A Health Savings Account (HAS) is a sound way to save for medical expenses and reduce your taxable income if you are enrolled in a high deductible insurance plan.  The tax advantage of having a HAS combined with the ability to roll over your balances from year to year have significant financial savings and opportunities. You can often invest the money you save in mutual funds to earn a return that can include tax benefits.

A loan is a much-discussed topic replete with pros and cons. But, if you participate in a 401(k) through your employer, and loans are allowed, sometimes borrowing money provides benefits. There are, naturally, some limits, risk, and rules associated with taking loans from your plan, so you should talk to your accountant, and review all plan documents before making a decision.  However, if you are paying over 20% on credit cards or an emergency occurs when you have no other access to cash, they can be a short-term lifeline.

Tuition reimbursement can account for a big financial boost. This is an employee benefit you should investigate for many reasons. The employer pays for (or reimburses) you if you earn education credits, take college courses or other learning associated with a degree or accreditation. According to an article in the Princeton Alumni Weekly, Able and Richard Deitz of the Federal Reserve Bank of New York, estimated the average return on investment from a college degree … at between 9 and 16 percent per year for a lifetime.  This investment increases substantially when the company pays the tuition. No one can ever take education away from you, you become a more valuable employee and you position yourself for greater challenges and rewards.

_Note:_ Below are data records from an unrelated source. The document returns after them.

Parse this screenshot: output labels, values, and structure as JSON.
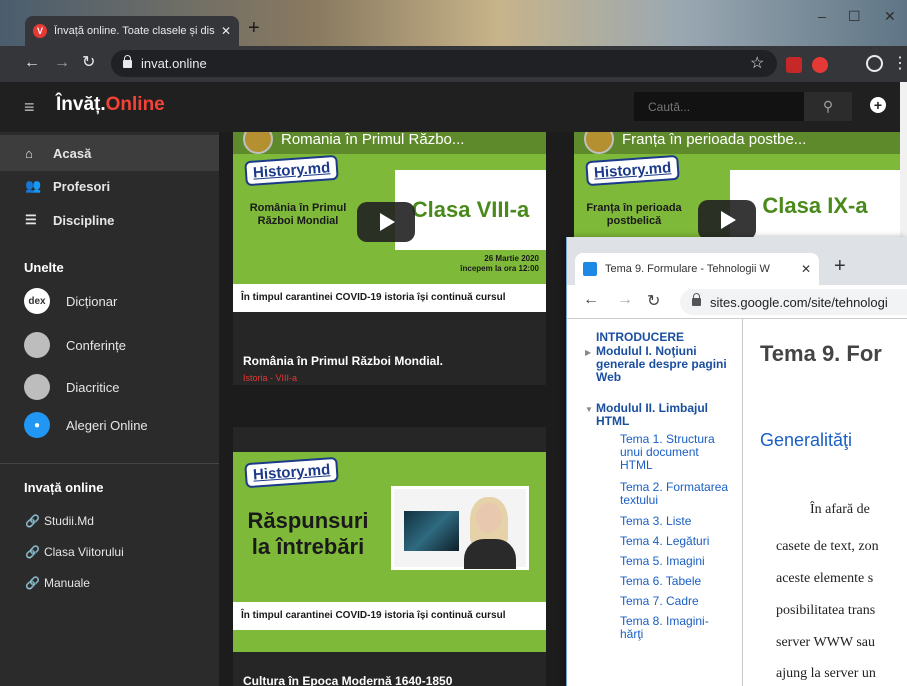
{
  "browser1": {
    "tab_title": "Învață online. Toate clasele și disc",
    "favicon": "V",
    "url": "invat.online",
    "controls": {
      "minimize": "–",
      "maximize": "☐",
      "close": "✕"
    }
  },
  "site": {
    "logo_main": "Învăț.",
    "logo_accent": "Online",
    "search_placeholder": "Caută...",
    "accent_color": "#f44336"
  },
  "sidebar": {
    "nav": [
      {
        "label": "Acasă",
        "icon": "home-icon"
      },
      {
        "label": "Profesori",
        "icon": "users-icon"
      },
      {
        "label": "Discipline",
        "icon": "list-icon"
      }
    ],
    "tools_heading": "Unelte",
    "tools": [
      {
        "label": "Dicționar",
        "avatar": "dex"
      },
      {
        "label": "Conferințe",
        "avatar": ""
      },
      {
        "label": "Diacritice",
        "avatar": ""
      },
      {
        "label": "Alegeri Online",
        "avatar": ""
      }
    ],
    "learn_heading": "Invață online",
    "links": [
      {
        "label": "Studii.Md"
      },
      {
        "label": "Clasa Viitorului"
      },
      {
        "label": "Manuale"
      }
    ]
  },
  "cards": [
    {
      "yt_title": "Romania în Primul Războ...",
      "logo": "History.md",
      "subject": "România în Primul Război Mondial",
      "class_label": "Clasa VIII-a",
      "date_line1": "26 Martie 2020",
      "date_line2": "începem la ora 12:00",
      "footer": "În timpul carantinei COVID-19 istoria își continuă cursul",
      "title": "România în Primul Război Mondial.",
      "sub": "Istoria - VIII-a"
    },
    {
      "yt_title": "Franța în perioada postbe...",
      "logo": "History.md",
      "subject": "Franța în perioada postbelică",
      "class_label": "Clasa IX-a"
    },
    {
      "logo": "History.md",
      "headline1": "Răspunsuri",
      "headline2": "la întrebări",
      "footer": "În timpul carantinei COVID-19 istoria își continuă cursul",
      "title": "Cultura în Epoca Modernă 1640-1850"
    }
  ],
  "browser2": {
    "tab_title": "Tema 9. Formulare - Tehnologii W",
    "url": "sites.google.com/site/tehnologi",
    "nav": [
      {
        "label": "INTRODUCERE",
        "lines": [
          "INTRODUCERE"
        ]
      },
      {
        "label": "Modulul I. Noţiuni generale despre pagini Web",
        "lines": [
          "Modulul I. Noţiuni",
          "generale despre pagini",
          "Web"
        ]
      },
      {
        "label": "Modulul II. Limbajul HTML",
        "lines": [
          "Modulul II. Limbajul",
          "HTML"
        ]
      }
    ],
    "subnav": [
      {
        "lines": [
          "Tema 1. Structura",
          "unui document",
          "HTML"
        ]
      },
      {
        "lines": [
          "Tema 2. Formatarea",
          "textului"
        ]
      },
      {
        "lines": [
          "Tema 3. Liste"
        ]
      },
      {
        "lines": [
          "Tema 4. Legături"
        ]
      },
      {
        "lines": [
          "Tema 5. Imagini"
        ]
      },
      {
        "lines": [
          "Tema 6. Tabele"
        ]
      },
      {
        "lines": [
          "Tema 7. Cadre"
        ]
      },
      {
        "lines": [
          "Tema 8. Imagini-",
          "hărţi"
        ]
      }
    ],
    "heading": "Tema 9. For",
    "subheading": "Generalităţi",
    "paragraph": [
      "În afară de",
      "casete de text, zon",
      "aceste elemente s",
      "posibilitatea trans",
      "server WWW sau",
      "ajung la server un"
    ]
  }
}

This holiday season and in 2020, seeking more ways to save and earn money is as important as it has ever been.  Start your quest by taking time to review your company benefits and take advantage of the opportunities that are already provided. If you are too busy with work, holiday activities and life, a financial planner can help.